Without including any pictures, please copy every entry below exactly.

┌─ Record excerpts

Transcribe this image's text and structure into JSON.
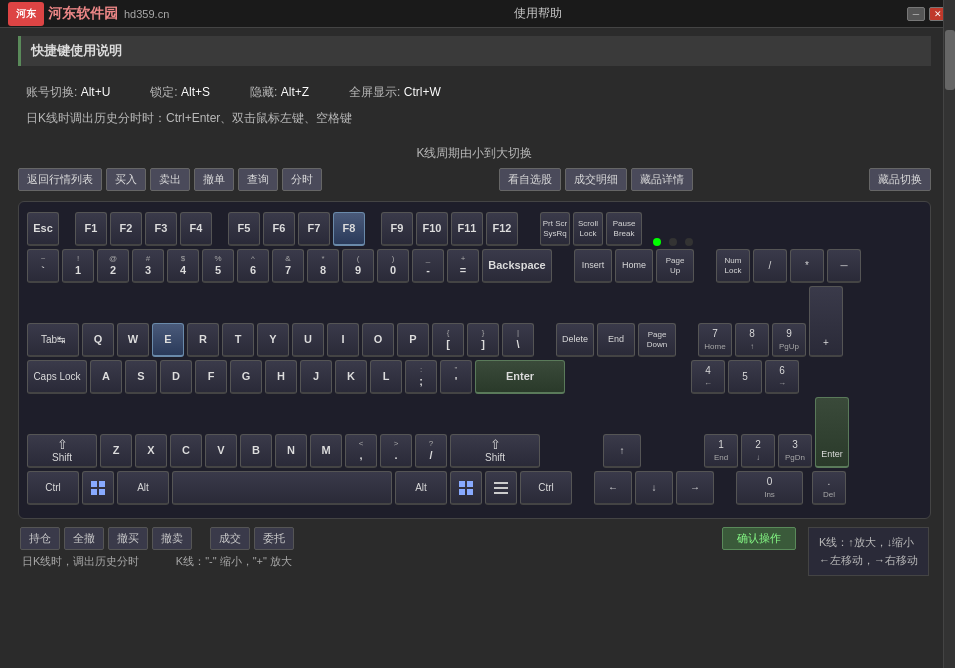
{
  "titlebar": {
    "logo": "河东软件园",
    "subtitle": "hd359.cn",
    "title": "使用帮助",
    "min_btn": "─",
    "close_btn": "✕"
  },
  "page_title": "快捷键使用说明",
  "shortcuts": {
    "row1": [
      {
        "label": "账号切换:",
        "value": "Alt+U"
      },
      {
        "label": "锁定:",
        "value": "Alt+S"
      },
      {
        "label": "隐藏:",
        "value": "Alt+Z"
      },
      {
        "label": "全屏显示:",
        "value": "Ctrl+W"
      }
    ],
    "row2": "日K线时调出历史分时时：Ctrl+Enter、双击鼠标左键、空格键"
  },
  "kline_period": "K线周期由小到大切换",
  "action_buttons": [
    {
      "id": "back",
      "label": "返回行情列表"
    },
    {
      "id": "buy",
      "label": "买入"
    },
    {
      "id": "sell",
      "label": "卖出"
    },
    {
      "id": "cancel",
      "label": "撤单"
    },
    {
      "id": "query",
      "label": "查询"
    },
    {
      "id": "minute",
      "label": "分时"
    },
    {
      "id": "watchlist",
      "label": "看自选股"
    },
    {
      "id": "deal",
      "label": "成交明细"
    },
    {
      "id": "collection",
      "label": "藏品详情"
    },
    {
      "id": "coll_switch",
      "label": "藏品切换"
    }
  ],
  "keyboard": {
    "rows": []
  },
  "bottom_buttons": [
    {
      "id": "hold",
      "label": "持仓"
    },
    {
      "id": "all_撤",
      "label": "全撤"
    },
    {
      "id": "buy_cancel",
      "label": "撤买"
    },
    {
      "id": "sell_cancel",
      "label": "撤卖"
    },
    {
      "id": "deal2",
      "label": "成交"
    },
    {
      "id": "entrust",
      "label": "委托"
    }
  ],
  "confirm_btn": "确认操作",
  "bottom_info_left": "日K线时，调出历史分时",
  "bottom_info_kline": "K线：\"-\" 缩小，\"+\" 放大",
  "kline_info": {
    "line1": "K线：↑放大，↓缩小",
    "line2": "←左移动，→右移动"
  }
}
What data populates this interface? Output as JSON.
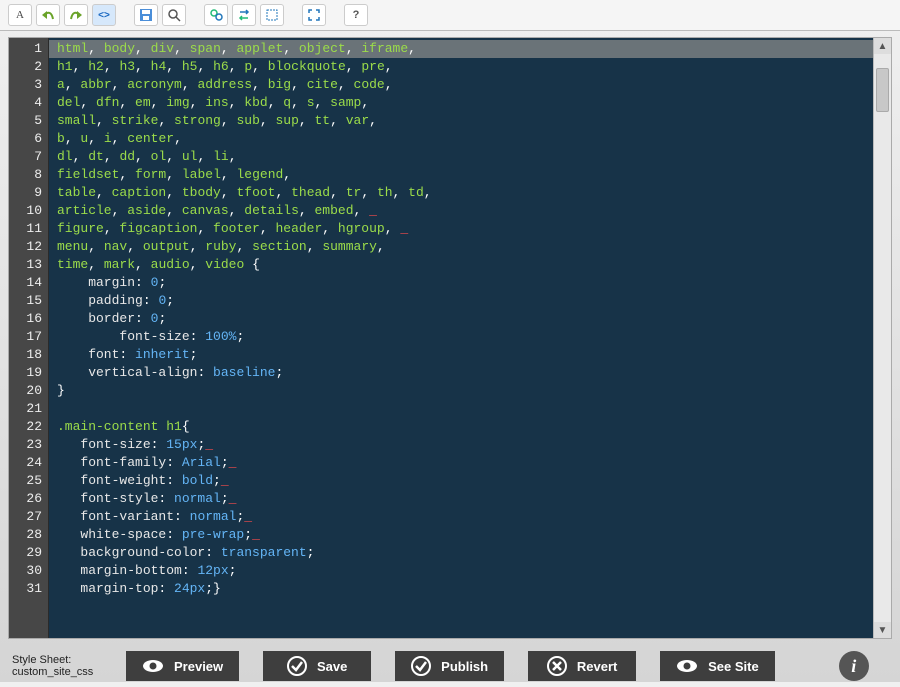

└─

Written reply
Transcribe this image's text and structure into JSON.
{
  "titlebar": {
    "logo": "河东软件园",
    "subtitle": "hd359.cn",
    "title": "使用帮助",
    "min_btn": "─",
    "close_btn": "✕"
  },
  "page_title": "快捷键使用说明",
  "shortcuts": {
    "row1": [
      {
        "label": "账号切换:",
        "value": "Alt+U"
      },
      {
        "label": "锁定:",
        "value": "Alt+S"
      },
      {
        "label": "隐藏:",
        "value": "Alt+Z"
      },
      {
        "label": "全屏显示:",
        "value": "Ctrl+W"
      }
    ],
    "row2": "日K线时调出历史分时时：Ctrl+Enter、双击鼠标左键、空格键"
  },
  "kline_period": "K线周期由小到大切换",
  "action_buttons": [
    {
      "id": "back",
      "label": "返回行情列表"
    },
    {
      "id": "buy",
      "label": "买入"
    },
    {
      "id": "sell",
      "label": "卖出"
    },
    {
      "id": "cancel",
      "label": "撤单"
    },
    {
      "id": "query",
      "label": "查询"
    },
    {
      "id": "minute",
      "label": "分时"
    },
    {
      "id": "watchlist",
      "label": "看自选股"
    },
    {
      "id": "deal",
      "label": "成交明细"
    },
    {
      "id": "collection",
      "label": "藏品详情"
    },
    {
      "id": "coll_switch",
      "label": "藏品切换"
    }
  ],
  "keyboard": {
    "rows": []
  },
  "bottom_buttons": [
    {
      "id": "hold",
      "label": "持仓"
    },
    {
      "id": "all_撤",
      "label": "全撤"
    },
    {
      "id": "buy_cancel",
      "label": "撤买"
    },
    {
      "id": "sell_cancel",
      "label": "撤卖"
    },
    {
      "id": "deal2",
      "label": "成交"
    },
    {
      "id": "entrust",
      "label": "委托"
    }
  ],
  "confirm_btn": "确认操作",
  "bottom_info_left": "日K线时，调出历史分时",
  "bottom_info_kline": "K线：\"-\" 缩小，\"+\" 放大",
  "kline_info": {
    "line1": "K线：↑放大，↓缩小",
    "line2": "←左移动，→右移动"
  }
}
What data populates this interface? Output as JSON.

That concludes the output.